### TASK OBJECTIVE
Your result should be every line of the records below that contains the word "Data".

─── MATERIAL SUPPLIED ───

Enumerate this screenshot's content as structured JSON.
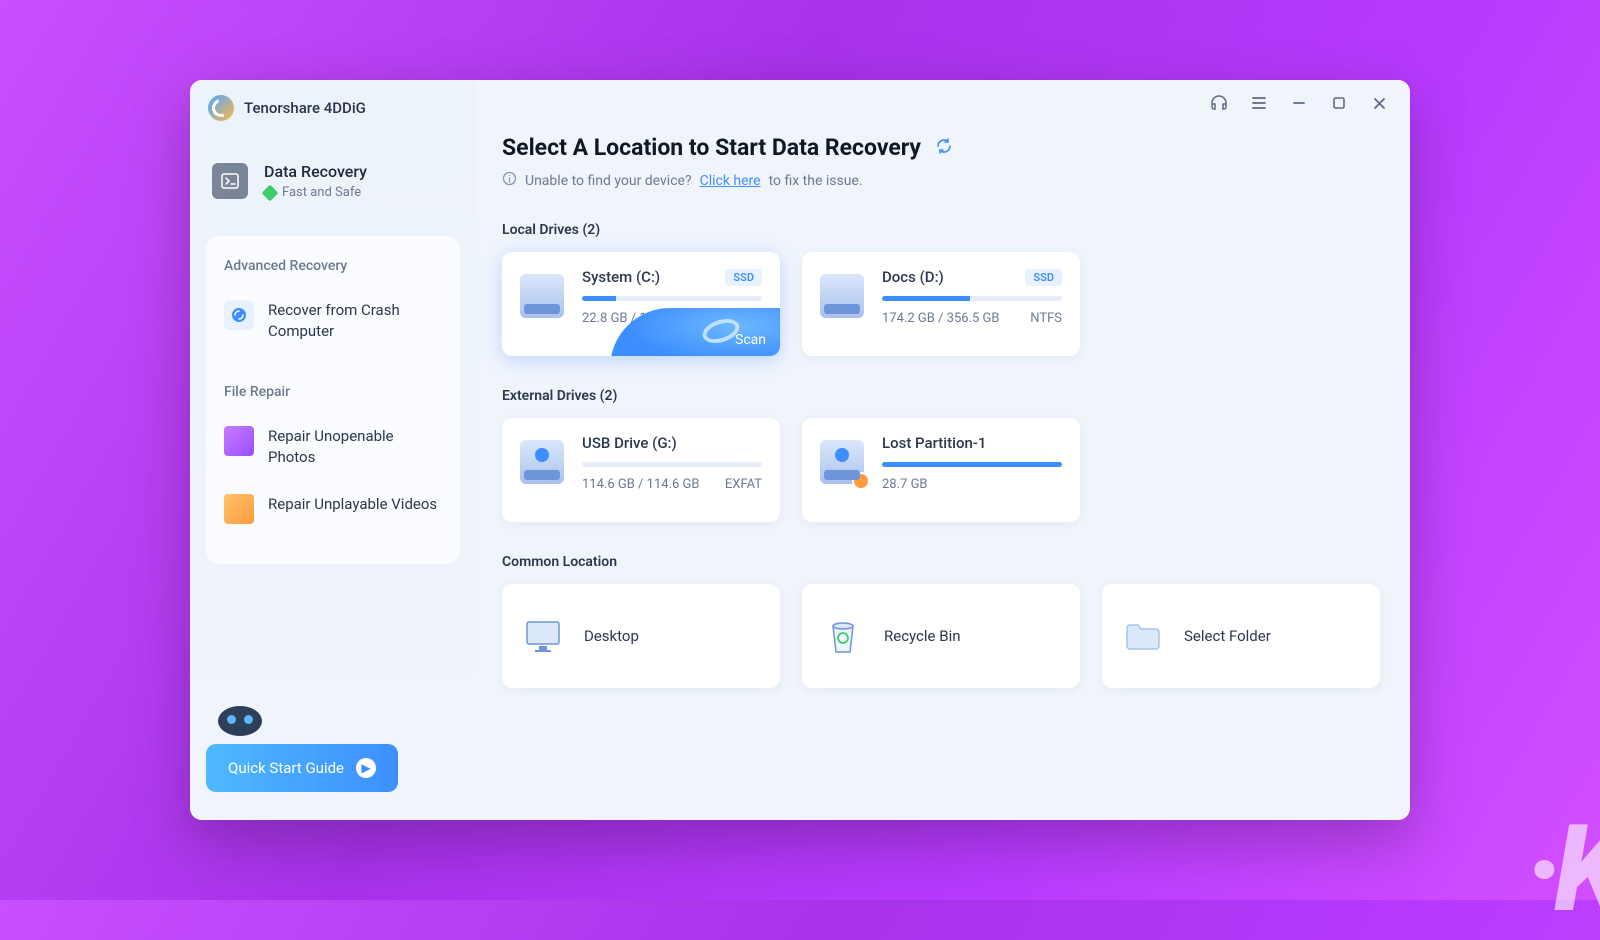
{
  "app": {
    "title": "Tenorshare 4DDiG"
  },
  "sidebar": {
    "primary": {
      "title": "Data Recovery",
      "subtitle": "Fast and Safe"
    },
    "advanced_label": "Advanced Recovery",
    "advanced_items": [
      {
        "label": "Recover from Crash Computer"
      }
    ],
    "repair_label": "File Repair",
    "repair_items": [
      {
        "label": "Repair Unopenable Photos"
      },
      {
        "label": "Repair Unplayable Videos"
      }
    ],
    "quick_start": "Quick Start Guide"
  },
  "main": {
    "title": "Select A Location to Start Data Recovery",
    "hint_prefix": "Unable to find your device?",
    "hint_link": "Click here",
    "hint_suffix": "to fix the issue.",
    "scan_label": "Scan",
    "sections": {
      "local": {
        "label": "Local Drives (2)"
      },
      "external": {
        "label": "External Drives (2)"
      },
      "common": {
        "label": "Common Location"
      }
    },
    "local_drives": [
      {
        "name": "System (C:)",
        "badge": "SSD",
        "used_pct": 19,
        "meta": "22.8 GB / 120.0 GB",
        "fs": "",
        "selected": true
      },
      {
        "name": "Docs (D:)",
        "badge": "SSD",
        "used_pct": 49,
        "meta": "174.2 GB / 356.5 GB",
        "fs": "NTFS",
        "selected": false
      }
    ],
    "external_drives": [
      {
        "name": "USB Drive (G:)",
        "badge": "",
        "used_pct": 0,
        "meta": "114.6 GB / 114.6 GB",
        "fs": "EXFAT",
        "lost": false
      },
      {
        "name": "Lost Partition-1",
        "badge": "",
        "used_pct": 100,
        "meta": "28.7 GB",
        "fs": "",
        "lost": true
      }
    ],
    "common_locations": [
      {
        "label": "Desktop"
      },
      {
        "label": "Recycle Bin"
      },
      {
        "label": "Select Folder"
      }
    ]
  }
}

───

### EXERCISE ANSWER
      "title": "Data Recovery",
    "title": "Select A Location to Start Data Recovery",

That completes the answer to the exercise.